I knew better than to repeat it out loud. I didn’t want to believe it. I knew I couldn’t leave. I had to go inside the cabin. I had no choice. Eddie threw the matches at my feet. ‘I’m fucking out of here!’ He said as he turned and ran the way we came. ‘Come with us,’ Tommy pleaded as he tugged at the hem of my shirt. I brushed his hand off as I shook my head. 'Run,' I told the boy. My voice had a strange octave about it. It didn’t sound like my voice at all. Tommy’s eyes filled with tears as he ran off to catch up with Eddie.
I went into the cabin. Alone. It was that night that the terrors overtook me. Because I saw the light, it could take me. Make me do things. Things I know not to do. But I have no choice. If you can see the light, you’re doomed. Until you can find another to take your place.”
I push the stop button on the tape recorder.

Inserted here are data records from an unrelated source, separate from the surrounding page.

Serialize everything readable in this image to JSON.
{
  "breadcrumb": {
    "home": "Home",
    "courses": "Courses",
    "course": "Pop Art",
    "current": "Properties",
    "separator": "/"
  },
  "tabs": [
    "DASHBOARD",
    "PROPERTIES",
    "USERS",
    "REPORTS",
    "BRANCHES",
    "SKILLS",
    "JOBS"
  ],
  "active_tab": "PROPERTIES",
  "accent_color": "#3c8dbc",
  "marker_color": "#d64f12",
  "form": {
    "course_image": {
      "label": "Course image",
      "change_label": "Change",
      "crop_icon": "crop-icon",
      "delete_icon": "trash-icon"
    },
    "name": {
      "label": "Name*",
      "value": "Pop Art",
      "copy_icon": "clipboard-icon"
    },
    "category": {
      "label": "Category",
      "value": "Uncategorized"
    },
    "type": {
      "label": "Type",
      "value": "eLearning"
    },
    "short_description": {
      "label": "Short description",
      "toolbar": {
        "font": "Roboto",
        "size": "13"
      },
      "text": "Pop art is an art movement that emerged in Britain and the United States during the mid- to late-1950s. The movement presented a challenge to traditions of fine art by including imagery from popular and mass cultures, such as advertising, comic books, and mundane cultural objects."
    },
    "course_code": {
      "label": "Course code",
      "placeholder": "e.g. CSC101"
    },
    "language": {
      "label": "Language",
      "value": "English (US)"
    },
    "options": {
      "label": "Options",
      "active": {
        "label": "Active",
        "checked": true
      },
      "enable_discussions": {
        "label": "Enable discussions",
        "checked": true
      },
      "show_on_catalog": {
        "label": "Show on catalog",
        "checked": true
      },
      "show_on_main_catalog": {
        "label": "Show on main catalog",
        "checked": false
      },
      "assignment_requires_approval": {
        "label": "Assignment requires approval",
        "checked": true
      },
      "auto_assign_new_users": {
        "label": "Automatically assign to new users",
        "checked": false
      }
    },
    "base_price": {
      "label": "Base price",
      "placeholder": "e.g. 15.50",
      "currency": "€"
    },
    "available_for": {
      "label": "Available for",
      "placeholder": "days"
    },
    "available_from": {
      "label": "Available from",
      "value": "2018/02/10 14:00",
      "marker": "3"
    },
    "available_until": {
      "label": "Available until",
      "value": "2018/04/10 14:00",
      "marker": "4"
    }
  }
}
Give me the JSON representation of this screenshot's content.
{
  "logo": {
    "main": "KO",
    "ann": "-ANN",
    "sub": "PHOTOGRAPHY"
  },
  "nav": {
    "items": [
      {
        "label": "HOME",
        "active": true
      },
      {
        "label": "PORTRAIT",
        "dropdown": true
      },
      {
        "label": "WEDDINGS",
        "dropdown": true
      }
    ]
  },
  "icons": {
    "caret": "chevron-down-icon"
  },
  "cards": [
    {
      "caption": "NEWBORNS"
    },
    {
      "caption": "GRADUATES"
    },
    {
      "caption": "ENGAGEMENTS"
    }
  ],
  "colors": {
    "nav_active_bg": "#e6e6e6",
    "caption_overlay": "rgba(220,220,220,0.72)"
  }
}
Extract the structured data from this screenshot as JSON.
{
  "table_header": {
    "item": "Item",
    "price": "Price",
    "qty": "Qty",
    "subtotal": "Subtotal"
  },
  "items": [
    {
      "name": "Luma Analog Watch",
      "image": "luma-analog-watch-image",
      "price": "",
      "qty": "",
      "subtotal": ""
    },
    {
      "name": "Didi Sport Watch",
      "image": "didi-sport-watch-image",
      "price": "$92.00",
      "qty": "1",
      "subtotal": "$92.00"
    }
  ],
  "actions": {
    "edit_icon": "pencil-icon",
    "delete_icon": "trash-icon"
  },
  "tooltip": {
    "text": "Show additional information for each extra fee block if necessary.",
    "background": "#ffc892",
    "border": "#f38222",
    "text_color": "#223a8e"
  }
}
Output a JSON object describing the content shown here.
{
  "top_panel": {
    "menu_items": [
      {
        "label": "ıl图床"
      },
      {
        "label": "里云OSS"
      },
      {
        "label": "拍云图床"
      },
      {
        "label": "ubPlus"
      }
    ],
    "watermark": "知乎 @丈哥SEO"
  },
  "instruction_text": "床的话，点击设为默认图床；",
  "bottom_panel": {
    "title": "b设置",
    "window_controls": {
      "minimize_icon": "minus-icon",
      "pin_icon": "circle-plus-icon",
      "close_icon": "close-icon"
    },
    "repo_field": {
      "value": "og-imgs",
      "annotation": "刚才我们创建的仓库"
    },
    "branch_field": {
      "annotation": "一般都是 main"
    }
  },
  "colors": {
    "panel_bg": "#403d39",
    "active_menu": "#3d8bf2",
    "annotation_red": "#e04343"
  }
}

Carefully I eject the cassette and leave the player on the passenger seat. Eddie never saw the light. Even years later.
I open the car door and stretch my back. I roll my neck as I walk to the trunk. I turn the key in the lock.
“Now you know,” I tell the gagged girl with the wide eyes. She holds her duct tapped hands up to guard her face as I drag her from the trunk. I cut the binds from her ankles and place the cassette in her jacket pocket. I grab my shovel and push her forward, towards the cabin.
“The cabin in the woods had been abandoned for years, but one night, a candle burned in the window,” I tell her. “If you see the light, you become it,” I say. I should know.
“And If you don’t see the light, darkness.”
About the Creator
Soup lover proudly owned by fluffy little lap dogs. Likes: sunsets, chocolate, witty replies, and good hair days. Dislikes: Mean people and flan. Hit that subscribe button.
Excellent work. Looking forward to reading more!
Original narrative & well developed characters
Easy to read and follow
Well-structured & engaging content
Compelling and original writing
Creative use of language & vocab
On-point and relevant
Writing reflected the title & theme
Expert insights and opinions
Arguments were carefully researched and presented
Niche topic & fresh perspectives
Heartfelt and relatable
The story invoked strong personal emotions
Whoaaa did not see that coming. Loved the twist!
Holy moly that was good!! GREAT narrative and a little terror at the end for the cherry on top. Awesome!
This was so good!! Did not see that twist coming at the end. Well done!
A story within a story, I love that 😁
Great story and plot building. Loved the ending.
Great story and descriptions plus I loved the ending!
Wow I liked the twist at the end. Well done. Hearted and subscribed
I really enjoyed the way this was told, and that twist at the end hit hard. Great work!